  • Abstract: Dr Orakhelashvili, currently lecturer in law at the University of Birmingham Law School, is a prodigious writer as well as a very conscientious and thorough scholar. His latest book on interpretation in international law shows precision in scholarship and a comprehensive grasp of the subject. It comes at a time when the process of interpretation is little understood, yet often talked about by scholars, practitioners, and tribunals alike. Despite the large amount of literature already published on the topic – the bibliography printed in Orakhelashvili\'s book (at 585–591) is just the tip of the iceberg – and regardless of the countless dicta of various international tribunals, a new and fresh look at this central nexus between international legal practice and theory is highly welcome.
  • Topic: International Law
  • Author: Noemi Gal-Or
  • Publication Date: 02-2008
  • Content Type: Journal Article
  • Journal: European Journal of International Law
  • Institution: European Journal of International Law
  • Abstract: The WTO Appellate Body represents an innovation in international law in that an international adjudication authority now operates as a final instance to hear appeals arising from international arbitral (panel) procedures.
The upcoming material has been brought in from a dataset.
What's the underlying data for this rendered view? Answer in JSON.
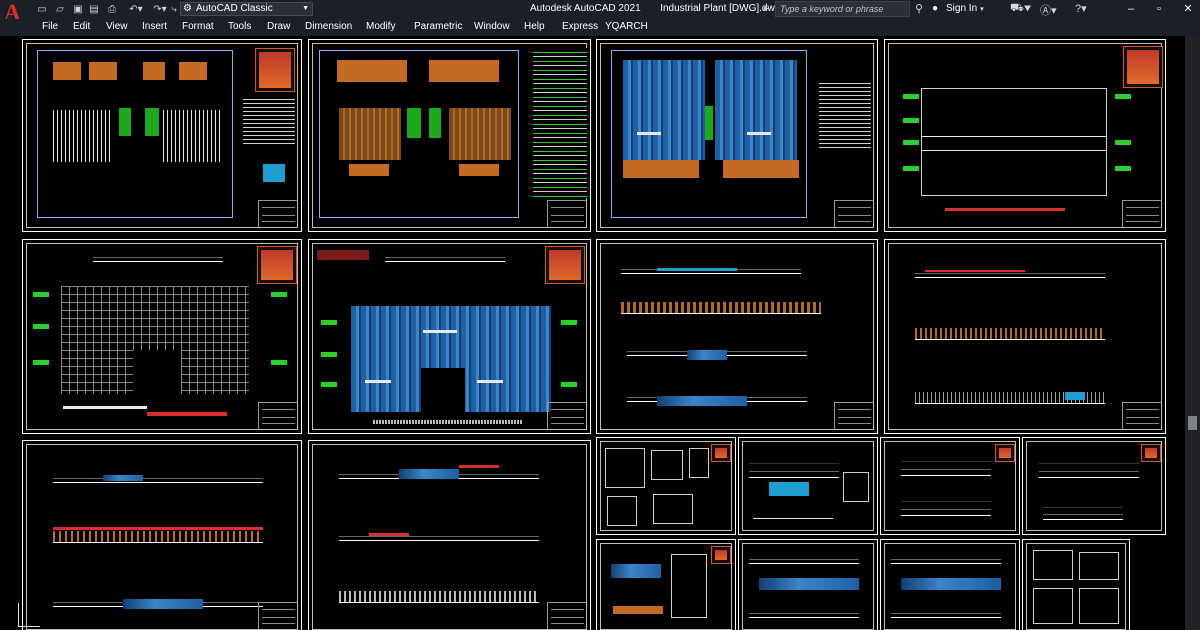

It is thereby strongly emulating domestic appellate courts without, however, possessing the characteristics that make appellate courts the institutions of justice that they are. Following this trend in a cutting-edge fashion are several other inter-governmental arrangements that had been either concluded (Central America Free Trade Agreement (CAFTA), the Olivos Protocol in the Southern Common Market (Mercosur)) or proposed (the US Congresses' 2002 Trade Promotion Authority Act, the ICSID Discussion Paper of 22 October 2004, the third draft Free Trade Area for the Americas). They embrace the concept of a permanent international instance for appeal from arbitral awards, particularly regarding investment agreements including also disputes arising between the state (public) and the individual legal person (private).
  • Topic: International Law, World Trade Organization
  • Political Geography: America